Compass Group takes the bull by the horns and works together with Tasties. Together they want to place 400 refrigerators in Belgium over the next three years. Tasties supplies the refrigerators and the software, Compass fills them.
Yet it does not seem that the classic company restaurant is doomed. ‘It is not easy to meet the requirements of the companies,’ says Poelmans. ‘Each company restaurant must be tailor-made. We have many years of experience with this, but it will be no fun for the new companies to discover that they cannot simply place their
standard concepts everywhere.’
Sodexo also nuances. ‘We established that the market is partly occupied by new players. But we lose few tenders and are not facing the Foodmakers of this world in negotiations,’ says Sodexo spokeswoman Hilde Eygemans. ‘We mainly work with the larger companies. Smart fridges and unmanned shops are
a good solution for smaller companies.’
NMBS and Infrabel
Remarkable: since last week, the building also houses a Foodmaker branch. The restaurant targets bank employees, but also passers-by and other guests. ‘We rent the building to Foodmaker. The cooperation does not extend beyond that,’ says Junius.
Delhaize, Selecta and Foodmaker join forces on the work floor
The supermarket chain Delhaize, the vending machine operator Selecta and the restaurant chain Foodmaker will from now on be visiting companies together to open smart fridges, lunch shops or even full restaurants. Until recently, Foodmaker went to companies on its own, but its refrigerators are being replaced by those from Selecta and Delhaize. Both companies have been rolling out their own refrigerator network for some time now. In exchange, Foodmaker products will be placed in Selecta’s refrigerators and in the unmanned office stores that Delhaize and Selecta are opening together. The companies want to open 100 office stores and place 200 refrigerators at companies in the next two years.
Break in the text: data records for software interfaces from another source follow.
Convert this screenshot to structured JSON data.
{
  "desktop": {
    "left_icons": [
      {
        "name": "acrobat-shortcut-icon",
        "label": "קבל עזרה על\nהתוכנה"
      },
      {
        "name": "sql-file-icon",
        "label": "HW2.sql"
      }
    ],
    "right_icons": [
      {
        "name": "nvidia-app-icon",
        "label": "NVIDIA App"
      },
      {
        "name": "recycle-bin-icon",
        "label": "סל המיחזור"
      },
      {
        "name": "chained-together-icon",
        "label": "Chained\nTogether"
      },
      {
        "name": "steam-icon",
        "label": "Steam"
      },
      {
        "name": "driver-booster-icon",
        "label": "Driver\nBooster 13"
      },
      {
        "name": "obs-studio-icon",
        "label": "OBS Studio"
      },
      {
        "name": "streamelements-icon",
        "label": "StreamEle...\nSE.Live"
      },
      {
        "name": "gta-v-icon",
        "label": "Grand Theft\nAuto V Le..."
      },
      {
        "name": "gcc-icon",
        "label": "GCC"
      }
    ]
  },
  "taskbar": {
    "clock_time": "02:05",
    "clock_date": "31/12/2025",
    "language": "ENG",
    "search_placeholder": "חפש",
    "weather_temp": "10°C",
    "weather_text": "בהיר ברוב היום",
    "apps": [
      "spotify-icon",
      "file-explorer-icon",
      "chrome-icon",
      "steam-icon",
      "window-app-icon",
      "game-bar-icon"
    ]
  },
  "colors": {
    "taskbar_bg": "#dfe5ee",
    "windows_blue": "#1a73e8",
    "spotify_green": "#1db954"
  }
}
Even when Foodmaker opens (company) restaurants, it can count on the support of Delhaize. Foodmaker furnishes the restaurants and provides them with dishes. But Delhaize co-finances and is responsible for the operation, which the company in turn outsources to an independent entrepreneur.
Thanks to Delhaize’s financial support, Foodmaker wants to open restaurants at a faster pace. ‘We receive many requests from companies to open restaurants. We can’t do that alone’, says CEO Lieven Vanlommel.